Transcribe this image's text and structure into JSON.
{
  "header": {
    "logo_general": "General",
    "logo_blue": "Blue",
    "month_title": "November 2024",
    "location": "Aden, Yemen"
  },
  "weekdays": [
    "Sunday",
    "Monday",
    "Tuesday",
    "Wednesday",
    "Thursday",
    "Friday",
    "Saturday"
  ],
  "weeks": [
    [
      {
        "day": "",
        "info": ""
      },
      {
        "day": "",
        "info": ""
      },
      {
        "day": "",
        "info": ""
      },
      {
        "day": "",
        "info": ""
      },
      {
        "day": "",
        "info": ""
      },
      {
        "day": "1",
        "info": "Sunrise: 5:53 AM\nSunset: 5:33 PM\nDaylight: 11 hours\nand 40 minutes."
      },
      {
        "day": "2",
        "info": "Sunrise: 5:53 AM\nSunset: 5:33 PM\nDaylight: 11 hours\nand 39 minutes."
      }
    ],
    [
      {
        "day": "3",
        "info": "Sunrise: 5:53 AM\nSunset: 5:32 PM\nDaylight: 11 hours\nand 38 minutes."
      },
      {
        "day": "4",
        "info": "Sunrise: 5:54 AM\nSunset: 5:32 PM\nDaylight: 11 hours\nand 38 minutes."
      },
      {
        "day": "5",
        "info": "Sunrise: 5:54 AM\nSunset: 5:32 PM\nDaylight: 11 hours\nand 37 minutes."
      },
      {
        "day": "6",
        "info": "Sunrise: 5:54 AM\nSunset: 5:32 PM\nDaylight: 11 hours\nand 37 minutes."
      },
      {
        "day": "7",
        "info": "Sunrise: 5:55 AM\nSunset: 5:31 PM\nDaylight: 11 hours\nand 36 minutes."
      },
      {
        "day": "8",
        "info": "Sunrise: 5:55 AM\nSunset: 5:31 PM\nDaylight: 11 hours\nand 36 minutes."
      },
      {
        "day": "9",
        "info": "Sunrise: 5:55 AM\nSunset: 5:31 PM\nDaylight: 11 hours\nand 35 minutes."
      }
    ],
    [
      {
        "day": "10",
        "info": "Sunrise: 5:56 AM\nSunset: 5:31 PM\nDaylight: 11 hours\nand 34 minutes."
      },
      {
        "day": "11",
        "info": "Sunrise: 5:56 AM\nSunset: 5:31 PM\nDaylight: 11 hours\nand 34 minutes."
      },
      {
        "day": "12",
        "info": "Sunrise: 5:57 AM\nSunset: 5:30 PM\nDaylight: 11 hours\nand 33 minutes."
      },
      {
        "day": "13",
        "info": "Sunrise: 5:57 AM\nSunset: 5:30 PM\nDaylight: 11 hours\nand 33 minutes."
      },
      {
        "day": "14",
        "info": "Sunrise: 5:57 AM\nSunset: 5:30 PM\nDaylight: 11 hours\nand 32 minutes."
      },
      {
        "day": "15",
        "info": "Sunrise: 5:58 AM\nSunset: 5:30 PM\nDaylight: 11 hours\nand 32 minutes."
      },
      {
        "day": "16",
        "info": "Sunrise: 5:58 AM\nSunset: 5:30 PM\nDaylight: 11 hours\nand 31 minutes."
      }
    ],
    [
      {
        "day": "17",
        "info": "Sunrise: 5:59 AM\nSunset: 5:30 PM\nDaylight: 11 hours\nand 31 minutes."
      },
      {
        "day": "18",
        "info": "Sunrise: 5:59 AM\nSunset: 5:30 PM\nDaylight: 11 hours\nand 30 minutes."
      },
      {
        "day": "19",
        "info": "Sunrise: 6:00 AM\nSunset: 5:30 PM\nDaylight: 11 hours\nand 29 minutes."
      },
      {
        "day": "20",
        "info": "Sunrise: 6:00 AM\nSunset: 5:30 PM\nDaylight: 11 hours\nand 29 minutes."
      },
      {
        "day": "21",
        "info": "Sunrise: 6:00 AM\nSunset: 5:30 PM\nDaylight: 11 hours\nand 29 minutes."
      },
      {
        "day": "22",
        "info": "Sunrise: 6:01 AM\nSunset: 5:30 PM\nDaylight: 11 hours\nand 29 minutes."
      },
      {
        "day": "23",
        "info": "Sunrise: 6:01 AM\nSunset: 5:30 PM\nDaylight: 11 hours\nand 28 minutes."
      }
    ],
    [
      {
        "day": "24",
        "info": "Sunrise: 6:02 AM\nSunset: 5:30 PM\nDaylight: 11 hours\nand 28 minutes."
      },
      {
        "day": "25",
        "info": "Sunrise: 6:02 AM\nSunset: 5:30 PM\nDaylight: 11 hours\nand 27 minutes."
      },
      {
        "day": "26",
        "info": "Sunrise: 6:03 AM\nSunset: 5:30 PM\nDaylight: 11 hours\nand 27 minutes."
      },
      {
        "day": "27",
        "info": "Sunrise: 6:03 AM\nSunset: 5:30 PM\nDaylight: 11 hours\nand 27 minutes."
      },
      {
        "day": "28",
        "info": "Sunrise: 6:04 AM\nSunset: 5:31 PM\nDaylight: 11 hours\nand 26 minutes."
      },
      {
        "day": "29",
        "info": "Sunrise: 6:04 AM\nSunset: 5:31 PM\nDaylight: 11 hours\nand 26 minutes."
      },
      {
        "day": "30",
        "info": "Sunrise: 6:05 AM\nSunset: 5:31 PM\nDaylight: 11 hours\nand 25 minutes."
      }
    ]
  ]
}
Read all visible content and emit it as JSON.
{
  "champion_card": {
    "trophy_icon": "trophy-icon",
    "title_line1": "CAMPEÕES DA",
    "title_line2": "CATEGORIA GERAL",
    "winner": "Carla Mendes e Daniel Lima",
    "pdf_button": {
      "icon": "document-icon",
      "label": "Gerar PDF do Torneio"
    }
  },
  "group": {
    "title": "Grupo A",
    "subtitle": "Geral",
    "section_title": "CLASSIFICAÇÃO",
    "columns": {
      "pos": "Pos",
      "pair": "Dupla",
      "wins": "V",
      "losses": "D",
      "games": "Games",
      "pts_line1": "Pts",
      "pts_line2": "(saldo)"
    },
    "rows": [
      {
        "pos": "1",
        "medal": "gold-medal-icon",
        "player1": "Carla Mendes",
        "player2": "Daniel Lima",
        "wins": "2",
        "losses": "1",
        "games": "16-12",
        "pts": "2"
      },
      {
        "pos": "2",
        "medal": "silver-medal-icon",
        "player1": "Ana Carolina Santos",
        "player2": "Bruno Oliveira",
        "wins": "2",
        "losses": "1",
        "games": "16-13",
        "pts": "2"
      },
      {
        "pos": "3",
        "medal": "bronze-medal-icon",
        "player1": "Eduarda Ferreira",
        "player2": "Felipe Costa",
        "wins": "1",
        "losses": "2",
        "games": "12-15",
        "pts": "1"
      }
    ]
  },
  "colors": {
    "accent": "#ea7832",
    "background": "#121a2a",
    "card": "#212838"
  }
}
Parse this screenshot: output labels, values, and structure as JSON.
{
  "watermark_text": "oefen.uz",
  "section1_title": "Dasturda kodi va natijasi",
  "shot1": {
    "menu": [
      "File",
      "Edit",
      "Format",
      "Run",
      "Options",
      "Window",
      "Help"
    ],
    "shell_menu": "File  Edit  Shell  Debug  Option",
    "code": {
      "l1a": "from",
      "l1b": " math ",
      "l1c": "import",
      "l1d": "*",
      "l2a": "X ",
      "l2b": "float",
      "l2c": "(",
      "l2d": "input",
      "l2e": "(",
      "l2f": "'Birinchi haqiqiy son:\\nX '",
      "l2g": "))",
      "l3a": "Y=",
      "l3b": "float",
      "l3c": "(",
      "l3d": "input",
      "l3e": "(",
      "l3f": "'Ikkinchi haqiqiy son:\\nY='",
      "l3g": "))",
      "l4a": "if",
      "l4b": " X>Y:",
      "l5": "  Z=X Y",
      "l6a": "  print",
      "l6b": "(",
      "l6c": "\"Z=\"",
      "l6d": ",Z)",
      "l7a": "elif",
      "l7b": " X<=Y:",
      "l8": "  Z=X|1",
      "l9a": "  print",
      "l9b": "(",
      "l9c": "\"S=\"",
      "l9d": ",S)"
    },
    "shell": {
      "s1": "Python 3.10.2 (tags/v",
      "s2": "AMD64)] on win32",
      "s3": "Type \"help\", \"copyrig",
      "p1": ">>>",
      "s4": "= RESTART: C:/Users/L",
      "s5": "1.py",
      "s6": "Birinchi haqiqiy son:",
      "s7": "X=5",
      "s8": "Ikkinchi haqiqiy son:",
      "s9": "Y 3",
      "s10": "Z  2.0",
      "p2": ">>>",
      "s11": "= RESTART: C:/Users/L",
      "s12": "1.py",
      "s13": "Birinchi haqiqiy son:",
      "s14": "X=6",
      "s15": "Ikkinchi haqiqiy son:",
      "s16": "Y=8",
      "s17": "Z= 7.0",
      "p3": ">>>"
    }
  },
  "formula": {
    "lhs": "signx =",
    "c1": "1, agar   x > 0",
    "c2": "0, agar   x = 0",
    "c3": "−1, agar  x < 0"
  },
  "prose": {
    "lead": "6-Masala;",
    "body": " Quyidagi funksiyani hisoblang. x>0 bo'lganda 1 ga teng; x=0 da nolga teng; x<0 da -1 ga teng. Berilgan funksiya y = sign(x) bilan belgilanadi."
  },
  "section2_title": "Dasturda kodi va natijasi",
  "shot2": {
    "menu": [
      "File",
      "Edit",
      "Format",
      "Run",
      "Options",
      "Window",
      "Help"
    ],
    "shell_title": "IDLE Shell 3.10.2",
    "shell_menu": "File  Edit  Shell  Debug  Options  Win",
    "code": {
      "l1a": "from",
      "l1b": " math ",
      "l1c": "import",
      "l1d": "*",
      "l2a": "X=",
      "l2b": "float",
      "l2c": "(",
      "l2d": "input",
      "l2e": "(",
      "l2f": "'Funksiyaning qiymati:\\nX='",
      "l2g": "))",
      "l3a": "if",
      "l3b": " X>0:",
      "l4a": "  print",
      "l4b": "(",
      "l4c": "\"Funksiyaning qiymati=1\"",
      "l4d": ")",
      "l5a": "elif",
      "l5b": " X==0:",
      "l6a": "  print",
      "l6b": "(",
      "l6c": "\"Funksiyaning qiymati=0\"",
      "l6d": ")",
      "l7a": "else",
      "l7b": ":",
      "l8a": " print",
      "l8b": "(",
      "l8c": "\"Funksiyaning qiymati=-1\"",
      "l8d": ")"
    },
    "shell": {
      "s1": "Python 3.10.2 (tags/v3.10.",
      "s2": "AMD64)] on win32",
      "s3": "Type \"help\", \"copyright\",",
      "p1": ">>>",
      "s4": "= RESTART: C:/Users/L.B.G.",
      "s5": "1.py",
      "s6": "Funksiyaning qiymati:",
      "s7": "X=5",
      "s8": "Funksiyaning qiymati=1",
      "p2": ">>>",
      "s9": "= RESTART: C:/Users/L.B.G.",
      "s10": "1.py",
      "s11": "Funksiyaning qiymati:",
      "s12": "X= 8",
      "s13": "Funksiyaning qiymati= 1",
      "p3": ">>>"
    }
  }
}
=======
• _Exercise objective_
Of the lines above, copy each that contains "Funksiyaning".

• _Task result_
      "l2f": "'Funksiyaning qiymati:\\nX='",
      "l4c": "\"Funksiyaning qiymati=1\"",
      "l6c": "\"Funksiyaning qiymati=0\"",
      "l8c": "\"Funksiyaning qiymati=-1\"",
      "s6": "Funksiyaning qiymati:",
      "s8": "Funksiyaning qiymati=1",
      "s11": "Funksiyaning qiymati:",
      "s13": "Funksiyaning qiymati= 1",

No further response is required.